There are companions, steadfast companions, who never speak a word to us. However, we rely on them to anchor us. They are the best listeners on this planet. We speak to the wind, to celestial beings like the moon and stars, to wildlife, birds and to trees.
For many of us, during our lives, there are trees with memorable significance. They are located on our property, planted for a purpose, in a park we regularly frequent or a special space we visit only when we are able. Poetree (Dial Books for Young Readers), March 19, 2019) written by Shauna LaVoy Reynolds with illustrations by Shahrzad Maydani is about one of those extraordinary trees.

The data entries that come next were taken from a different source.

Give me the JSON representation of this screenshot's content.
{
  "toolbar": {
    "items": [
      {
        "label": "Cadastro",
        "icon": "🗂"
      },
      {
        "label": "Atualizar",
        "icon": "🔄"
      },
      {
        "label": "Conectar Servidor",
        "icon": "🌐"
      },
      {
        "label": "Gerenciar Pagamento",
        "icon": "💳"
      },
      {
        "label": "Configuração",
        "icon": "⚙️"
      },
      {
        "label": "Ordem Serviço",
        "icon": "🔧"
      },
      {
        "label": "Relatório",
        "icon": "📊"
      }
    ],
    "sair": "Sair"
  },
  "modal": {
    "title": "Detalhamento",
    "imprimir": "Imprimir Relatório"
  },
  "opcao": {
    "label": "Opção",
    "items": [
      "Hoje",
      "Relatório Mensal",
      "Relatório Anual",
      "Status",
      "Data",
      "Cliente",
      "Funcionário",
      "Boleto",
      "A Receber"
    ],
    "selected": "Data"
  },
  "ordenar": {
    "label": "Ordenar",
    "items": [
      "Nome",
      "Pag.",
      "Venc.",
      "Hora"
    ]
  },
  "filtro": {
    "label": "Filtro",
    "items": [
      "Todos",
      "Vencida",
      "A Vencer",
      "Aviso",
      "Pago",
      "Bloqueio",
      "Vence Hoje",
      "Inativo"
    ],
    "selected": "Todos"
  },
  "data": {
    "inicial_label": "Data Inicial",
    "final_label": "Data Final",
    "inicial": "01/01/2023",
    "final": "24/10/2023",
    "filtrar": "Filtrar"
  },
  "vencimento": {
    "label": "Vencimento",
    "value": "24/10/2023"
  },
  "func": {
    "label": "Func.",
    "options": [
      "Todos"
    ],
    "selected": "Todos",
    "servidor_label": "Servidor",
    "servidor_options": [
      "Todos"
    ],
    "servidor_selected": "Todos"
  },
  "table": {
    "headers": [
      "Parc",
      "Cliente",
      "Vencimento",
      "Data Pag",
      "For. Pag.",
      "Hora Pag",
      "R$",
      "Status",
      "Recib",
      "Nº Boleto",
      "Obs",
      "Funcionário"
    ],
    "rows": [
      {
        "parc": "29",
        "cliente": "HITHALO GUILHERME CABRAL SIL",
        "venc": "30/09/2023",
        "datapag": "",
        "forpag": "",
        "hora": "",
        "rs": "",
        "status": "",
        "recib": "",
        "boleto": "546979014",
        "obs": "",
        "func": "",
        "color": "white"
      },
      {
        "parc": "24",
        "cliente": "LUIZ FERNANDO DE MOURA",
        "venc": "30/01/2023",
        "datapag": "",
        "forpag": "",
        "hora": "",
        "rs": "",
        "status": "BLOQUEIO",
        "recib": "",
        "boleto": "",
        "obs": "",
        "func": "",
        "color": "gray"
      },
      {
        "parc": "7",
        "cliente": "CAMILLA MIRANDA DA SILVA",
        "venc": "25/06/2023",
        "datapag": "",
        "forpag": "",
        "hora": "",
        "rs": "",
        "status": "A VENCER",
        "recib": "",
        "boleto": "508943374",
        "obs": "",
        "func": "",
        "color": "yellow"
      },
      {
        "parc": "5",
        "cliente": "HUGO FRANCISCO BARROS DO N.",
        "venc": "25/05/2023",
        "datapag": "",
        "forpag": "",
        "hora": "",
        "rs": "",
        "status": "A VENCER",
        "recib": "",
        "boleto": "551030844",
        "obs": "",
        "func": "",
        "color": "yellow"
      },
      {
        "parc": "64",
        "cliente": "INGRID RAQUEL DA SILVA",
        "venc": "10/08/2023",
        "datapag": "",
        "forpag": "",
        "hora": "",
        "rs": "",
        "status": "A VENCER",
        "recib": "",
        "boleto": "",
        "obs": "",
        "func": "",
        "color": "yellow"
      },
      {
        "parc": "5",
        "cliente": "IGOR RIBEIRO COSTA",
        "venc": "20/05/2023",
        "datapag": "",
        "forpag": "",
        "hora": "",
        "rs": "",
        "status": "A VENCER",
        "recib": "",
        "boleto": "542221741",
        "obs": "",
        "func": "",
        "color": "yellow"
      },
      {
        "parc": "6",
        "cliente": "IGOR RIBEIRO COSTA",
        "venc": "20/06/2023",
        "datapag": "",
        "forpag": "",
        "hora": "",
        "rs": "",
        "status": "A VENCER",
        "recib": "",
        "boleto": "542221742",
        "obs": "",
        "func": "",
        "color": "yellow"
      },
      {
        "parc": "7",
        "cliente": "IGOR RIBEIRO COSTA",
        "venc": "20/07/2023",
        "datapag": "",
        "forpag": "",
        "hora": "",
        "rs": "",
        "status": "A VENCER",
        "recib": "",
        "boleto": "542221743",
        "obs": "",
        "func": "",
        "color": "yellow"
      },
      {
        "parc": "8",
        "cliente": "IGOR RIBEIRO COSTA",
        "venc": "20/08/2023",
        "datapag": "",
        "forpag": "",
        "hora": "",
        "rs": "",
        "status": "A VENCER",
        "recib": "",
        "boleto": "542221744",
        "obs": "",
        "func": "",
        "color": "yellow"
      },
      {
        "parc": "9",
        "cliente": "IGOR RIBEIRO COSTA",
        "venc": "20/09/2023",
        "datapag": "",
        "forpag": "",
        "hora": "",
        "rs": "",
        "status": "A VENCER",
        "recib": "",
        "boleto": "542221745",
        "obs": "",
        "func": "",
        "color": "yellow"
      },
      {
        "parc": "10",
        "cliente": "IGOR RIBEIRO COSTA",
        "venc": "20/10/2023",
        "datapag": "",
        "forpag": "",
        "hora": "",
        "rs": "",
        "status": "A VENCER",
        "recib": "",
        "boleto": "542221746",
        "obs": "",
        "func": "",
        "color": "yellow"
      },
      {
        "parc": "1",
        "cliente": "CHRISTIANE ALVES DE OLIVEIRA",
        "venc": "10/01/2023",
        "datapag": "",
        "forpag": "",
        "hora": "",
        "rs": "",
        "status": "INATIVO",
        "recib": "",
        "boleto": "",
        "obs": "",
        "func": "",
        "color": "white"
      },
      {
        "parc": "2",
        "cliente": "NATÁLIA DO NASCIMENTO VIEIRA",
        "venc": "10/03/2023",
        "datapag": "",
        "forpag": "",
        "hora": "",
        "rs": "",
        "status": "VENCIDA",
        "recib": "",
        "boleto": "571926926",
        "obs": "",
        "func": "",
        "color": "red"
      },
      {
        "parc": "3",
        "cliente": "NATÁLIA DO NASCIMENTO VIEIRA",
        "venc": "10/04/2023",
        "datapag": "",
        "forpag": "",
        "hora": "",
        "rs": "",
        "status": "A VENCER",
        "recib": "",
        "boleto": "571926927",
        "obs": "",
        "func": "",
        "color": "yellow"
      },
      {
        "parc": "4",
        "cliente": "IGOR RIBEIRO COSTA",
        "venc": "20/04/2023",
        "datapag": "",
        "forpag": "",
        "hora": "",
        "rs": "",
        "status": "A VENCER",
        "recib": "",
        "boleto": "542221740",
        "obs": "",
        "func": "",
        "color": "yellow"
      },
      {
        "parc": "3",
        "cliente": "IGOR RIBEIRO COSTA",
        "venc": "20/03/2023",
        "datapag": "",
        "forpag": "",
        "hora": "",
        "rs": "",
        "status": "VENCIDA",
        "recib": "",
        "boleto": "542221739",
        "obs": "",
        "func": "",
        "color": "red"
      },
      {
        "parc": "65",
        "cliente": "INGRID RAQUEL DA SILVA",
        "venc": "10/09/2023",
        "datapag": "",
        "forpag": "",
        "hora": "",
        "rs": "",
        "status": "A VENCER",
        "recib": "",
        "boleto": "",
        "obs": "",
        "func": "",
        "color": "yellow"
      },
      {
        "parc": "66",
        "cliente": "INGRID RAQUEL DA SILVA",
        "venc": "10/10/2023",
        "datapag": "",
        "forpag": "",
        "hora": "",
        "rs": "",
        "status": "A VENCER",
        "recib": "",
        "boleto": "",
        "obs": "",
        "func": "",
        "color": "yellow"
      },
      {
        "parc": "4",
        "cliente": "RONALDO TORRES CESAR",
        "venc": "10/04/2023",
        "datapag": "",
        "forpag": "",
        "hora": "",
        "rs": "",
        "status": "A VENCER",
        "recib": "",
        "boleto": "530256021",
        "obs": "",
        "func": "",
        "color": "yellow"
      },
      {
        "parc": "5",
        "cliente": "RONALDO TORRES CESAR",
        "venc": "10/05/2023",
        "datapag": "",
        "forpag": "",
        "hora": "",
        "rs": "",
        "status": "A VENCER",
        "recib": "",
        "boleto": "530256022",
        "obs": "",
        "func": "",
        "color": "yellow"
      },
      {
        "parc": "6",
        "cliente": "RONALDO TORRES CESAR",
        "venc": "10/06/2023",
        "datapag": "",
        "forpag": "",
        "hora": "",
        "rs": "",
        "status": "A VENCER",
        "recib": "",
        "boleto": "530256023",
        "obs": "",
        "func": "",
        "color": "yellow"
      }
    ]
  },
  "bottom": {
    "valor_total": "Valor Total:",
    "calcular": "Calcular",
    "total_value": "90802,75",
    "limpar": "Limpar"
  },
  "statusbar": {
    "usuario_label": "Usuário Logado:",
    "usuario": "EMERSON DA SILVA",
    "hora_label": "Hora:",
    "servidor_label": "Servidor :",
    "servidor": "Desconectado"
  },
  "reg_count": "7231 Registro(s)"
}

The snow had melted, the buttercups were blooming, and Sylvia celebrated winter's end by writing a poem about spring.
Sylvia, carrying her poem, and her pup, Shel, stroll to their park. Once there it is recited to a friendly squirrel. Before they go, Sylvia ties it to a large birch tree hoping someone else will enjoy her poem.
Walking by the tree on her way to school the next day, Sylvia is surprised to see her poem is gone and replaced with a new poem. The tree wrote her a poem! She can hardly focus in her classroom. When her teacher speaks to her, another boy, Walt, sitting behind her, teases her.
When Ms. Oliver teaches them to write haiku in the afternoon, Sylvia writes about her tree, the poet. She makes an origami shape from her poem, leaving it at the tree on her way home. Day and night, thoughts of the tree and their poems consume her. A spoken poem, signed with an air signature, and a surprise await Sylvia the next morning.
In her joy at the surprise, Sylvia responds but her happiness is short-lived when Shel begins to bark. Several more unexpected happenings leave Sylvia changed. Poetry at the Poetree is a rare and wondrous experience for everyone.
Readers will feel connected to the words written by Shauna LaVoy Reynolds. We are uplifted by the celebration of spring, poetry, compassion and friendship. The story offers a balanced blend of narrative, poems and dialogue. Each sentence reflects warmth and gratitude through descriptive words, sometimes employing alliteration. Here is a passage and a poem.
Sylvia looked up and saw fragments of sky
peeking through the treetop. She spoke the
words as they blossomed into her mind:
Sky so blue, grass so green.
Tree so tall in between.
Favorite friend in morning light.
And under moon glow late at night.
When readers gaze at the matching and open dust jacket and book case, the splendor of the tree and the surprise found there are revealed. The tree's truck extends along the spine with a big "y" at the top as branches spreading to the left, back, and the right, front provide a leafy umbrella. On the front we are introduced to Sylvia and Shel and the charming birds who enjoy the shelter of the tree.
To the left, on the back, the friendly squirrel peers out of a hollow in the tree's trunk. He watches several birds, one of which is perched on a decorative ISBN. It is here on the front and back of the jacket and case, we are invited into the story through the soft color palette and delicate details.
On the opening and closing endpapers, in golden yellow, flying birds and leaves are etched in white. Rendered using graphite pencil and watercolor, Shahrzad Maydani uses double-page pictures and full-page images to enhance the narrative. The liberal use of white becomes an element in all the illustrations.
Readers will pause fascinated by the fine lines and intricate elements. The pattern of leaves on Sylvia's leggings are found in the tree. These leaf shapes are also found in notebook paper, fluttering on more than one page. The facial features on all the characters are absolutely charming.
One of my many, many favorite illustrations spans two pages. On the left, on the small hill, Sylvia, eyes closed, is hugging the tree. Along the lower-left hand corner is a portion of the poem she has written in chalk on the sidewalk. Shel is barking next to her. On the right a flock of pastel-colored birds rise from leaves along the bottom. A couple of them cross the gutter to the left. Something is about to change.
In reading Poetree written by Shauna LaVoy Reynolds with illustrations by Shahrzad Maydani we are reminded of the simple but profound beauty of this form of the written word. It connects us to nature and the most unexpected of friendships. I highly recommend this title for your professional and personal collections.
To learn more about Shauna LaVoy Reynolds and Shahrzad Maydani, please follow the links attached to their names to access their websites. Shauna LaVoy Reynolds has accounts on Instagram and Twitter. Shahrzad Maydani has accounts on Instagram and Twitter. At the publisher's website you can view the title page. Author Shauna LaVoy Reynolds is showcased at KidLit411. Author, reviewer and blogger Julie Danielson, highlights artwork by Shahrzad Maydani from this book on her blog, Seven Impossible Things Before Breakfast. She also has an interview at Chapter 16 with author Shauna LaVoy Reynolds.